indy fringe festival, might be a good step toward that.
but transferring a digital artform to a more traditional venue like a gallery... therein lies a problem.
the problem is image size. the majority of my databent images—in fact, almost all the glitch art i've seen—uses relatively small image sizes. a 2200x1600 photo might look big onscreen, but in print it's still fairly small. so while it's possible to order 20"x30" prints of your photos on flickr, for the vast majority of my stuff, it is "not recommended" that i go bigger than 8"x10". and 8"x10" just isn't that big in the art world. (the max submission size for 2d work in visual fringe is six feet by six feet.)
of course i could still blow them up huge even though it's not recommended. because these are databent works, rather than normal photographs, the increased graininess of the prints might not detract too much from the works. (indeed, for some works, the graininess could even make the pictures look better.) i bought a databent poster from cafepress a couple years back, and it doesn't look too bad. but if we're talking about a serious art show where i expect people to pay real money for my work, the "not too bad" standard is too low. and at $20 a pop, i can't afford to just buy tons of prints and see which ones turn out okay.
the obvious solution is to simply create larger databent works, but that creates surprising new challenges.

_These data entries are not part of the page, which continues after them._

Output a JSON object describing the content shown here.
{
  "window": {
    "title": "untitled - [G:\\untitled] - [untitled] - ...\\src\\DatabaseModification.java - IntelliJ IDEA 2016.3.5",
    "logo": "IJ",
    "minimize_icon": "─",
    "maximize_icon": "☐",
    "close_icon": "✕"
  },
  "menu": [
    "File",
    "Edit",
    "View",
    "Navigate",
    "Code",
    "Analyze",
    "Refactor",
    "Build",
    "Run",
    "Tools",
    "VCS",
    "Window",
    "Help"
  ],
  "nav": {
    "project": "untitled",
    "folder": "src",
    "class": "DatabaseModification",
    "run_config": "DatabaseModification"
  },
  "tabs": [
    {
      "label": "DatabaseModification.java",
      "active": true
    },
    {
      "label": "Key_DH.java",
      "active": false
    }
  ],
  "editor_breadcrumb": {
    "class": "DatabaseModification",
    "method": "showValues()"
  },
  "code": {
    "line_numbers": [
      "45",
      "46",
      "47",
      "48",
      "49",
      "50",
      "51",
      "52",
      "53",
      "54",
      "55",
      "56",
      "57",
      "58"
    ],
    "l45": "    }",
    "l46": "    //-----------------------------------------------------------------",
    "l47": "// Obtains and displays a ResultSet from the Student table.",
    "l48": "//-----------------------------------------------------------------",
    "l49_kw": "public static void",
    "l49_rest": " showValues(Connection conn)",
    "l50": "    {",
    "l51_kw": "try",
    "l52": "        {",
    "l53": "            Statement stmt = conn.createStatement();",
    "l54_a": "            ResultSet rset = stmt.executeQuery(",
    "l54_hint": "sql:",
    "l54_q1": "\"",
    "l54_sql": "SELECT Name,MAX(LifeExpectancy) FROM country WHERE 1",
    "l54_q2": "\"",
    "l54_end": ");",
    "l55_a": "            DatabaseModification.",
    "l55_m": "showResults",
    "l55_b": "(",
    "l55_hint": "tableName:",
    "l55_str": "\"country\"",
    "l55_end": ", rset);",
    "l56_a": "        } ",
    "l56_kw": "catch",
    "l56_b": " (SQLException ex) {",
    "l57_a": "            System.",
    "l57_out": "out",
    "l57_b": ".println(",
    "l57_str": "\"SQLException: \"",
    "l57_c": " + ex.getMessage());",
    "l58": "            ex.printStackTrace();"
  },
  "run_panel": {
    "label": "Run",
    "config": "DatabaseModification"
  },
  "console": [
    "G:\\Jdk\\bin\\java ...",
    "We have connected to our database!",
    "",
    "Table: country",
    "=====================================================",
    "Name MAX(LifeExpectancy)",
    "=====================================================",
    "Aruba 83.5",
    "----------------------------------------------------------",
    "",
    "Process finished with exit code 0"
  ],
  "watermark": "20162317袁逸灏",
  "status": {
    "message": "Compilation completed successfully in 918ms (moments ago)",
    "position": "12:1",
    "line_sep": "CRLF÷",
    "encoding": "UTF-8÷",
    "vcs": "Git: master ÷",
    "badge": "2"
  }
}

recently i stumbled across a flickr photographer from amsterdam named peter klashorst. he has lots of creative commons–licensed nudes in his photostream (so you need to turn off safesearch to see a lot of it), and he has a multi-micropixel camera that takes enormous, crisp photos. so his stuff was a natural choice for my latest bending experiments. but the huge size of my base image has had some surprising effects.

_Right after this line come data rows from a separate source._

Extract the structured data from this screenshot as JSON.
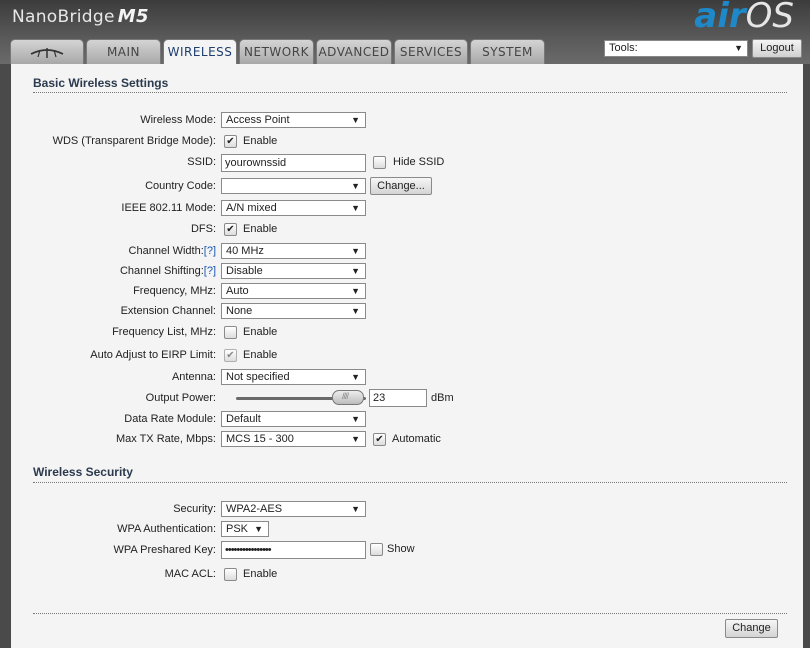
{
  "brand": {
    "name": "NanoBridge",
    "model": "M5",
    "os_air": "air",
    "os_name": "OS"
  },
  "tabs": [
    "MAIN",
    "WIRELESS",
    "NETWORK",
    "ADVANCED",
    "SERVICES",
    "SYSTEM"
  ],
  "active_tab": "WIRELESS",
  "tools": {
    "label": "Tools:"
  },
  "logout_label": "Logout",
  "basic": {
    "title": "Basic Wireless Settings",
    "wireless_mode": {
      "label": "Wireless Mode:",
      "value": "Access Point"
    },
    "wds": {
      "label": "WDS (Transparent Bridge Mode):",
      "check_label": "Enable",
      "checked": true
    },
    "ssid": {
      "label": "SSID:",
      "value": "yourownssid",
      "hide_label": "Hide SSID"
    },
    "country": {
      "label": "Country Code:",
      "value": "",
      "button": "Change..."
    },
    "ieee": {
      "label": "IEEE 802.11 Mode:",
      "value": "A/N mixed"
    },
    "dfs": {
      "label": "DFS:",
      "check_label": "Enable",
      "checked": true
    },
    "channel_width": {
      "label": "Channel Width:",
      "help": "[?]",
      "value": "40 MHz"
    },
    "channel_shifting": {
      "label": "Channel Shifting:",
      "help": "[?]",
      "value": "Disable"
    },
    "frequency": {
      "label": "Frequency, MHz:",
      "value": "Auto"
    },
    "extension_channel": {
      "label": "Extension Channel:",
      "value": "None"
    },
    "frequency_list": {
      "label": "Frequency List, MHz:",
      "check_label": "Enable",
      "checked": false
    },
    "auto_adjust": {
      "label": "Auto Adjust to EIRP Limit:",
      "check_label": "Enable",
      "checked": true
    },
    "antenna": {
      "label": "Antenna:",
      "value": "Not specified"
    },
    "output_power": {
      "label": "Output Power:",
      "value": "23",
      "unit": "dBm",
      "level_fraction": 0.95
    },
    "data_rate": {
      "label": "Data Rate Module:",
      "value": "Default"
    },
    "max_tx": {
      "label": "Max TX Rate, Mbps:",
      "value": "MCS 15 - 300",
      "check_label": "Automatic",
      "checked": true
    }
  },
  "security": {
    "title": "Wireless Security",
    "security": {
      "label": "Security:",
      "value": "WPA2-AES"
    },
    "wpa_auth": {
      "label": "WPA Authentication:",
      "value": "PSK"
    },
    "psk": {
      "label": "WPA Preshared Key:",
      "value": "••••••••••••••••",
      "show_label": "Show"
    },
    "mac_acl": {
      "label": "MAC ACL:",
      "check_label": "Enable",
      "checked": false
    }
  },
  "change_label": "Change"
}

for one thing, photoshop crashes whenever i try to resave the base image as a PNG. the calculations are just too big and my computer chokes. i'm sure it could be done with better hardware (maybe on my laptop), or on this hardware with more-efficient software, but for the time being i simply can't do it. so no poster-sized PNG bends.
for another thing, and this was really surprising, when i open these files in sound forge and then save them again, the data gets corrupted. so without me making any real changes, the image goes from this (not work safe) to something like this (same disclaimer). and what's really weird is that if i save again, the data gets uncorrupted! then if i save yet another time, it's corrupted again, and so on. perhaps this behavior should trouble me, but it's so fascinating that i can't leave it alone... and it's produced some very nice bends.
the image posted above, for example, was created by running sound forge's "acoustic mirror" effect on the corrupted version of a photoshop RAW file based on this image (which was itself a glitched jpeg version of the klashorst original). running the same effect on the uncorrupted data yielded far different, and far less interesting, results.
but then, once the bending is done, we run into yet another problem with bending big image: flickr has a maximum image size of 10mb (for pro users). and while the klashorst originals were under that size, a really glitched-out image with the same dimensions takes up a lot more disk space... closer to 30mb. this is because jpeg compression is optimized for the kinds of color patterns that occur in normal photographs, not the noisy chaotic colors of an image that has been databent beyond all recognition.
so in my attempts to create bent works that i could print at poster size, i have also created images that were too big to upload to flickr. ironically, in order to get them onto flickr, i had to shrink them down to a size where once again 20"x30" prints are not recommended. at least i still have the full-size versions on my hard drive, and can look into getting them printed elsewhere.¶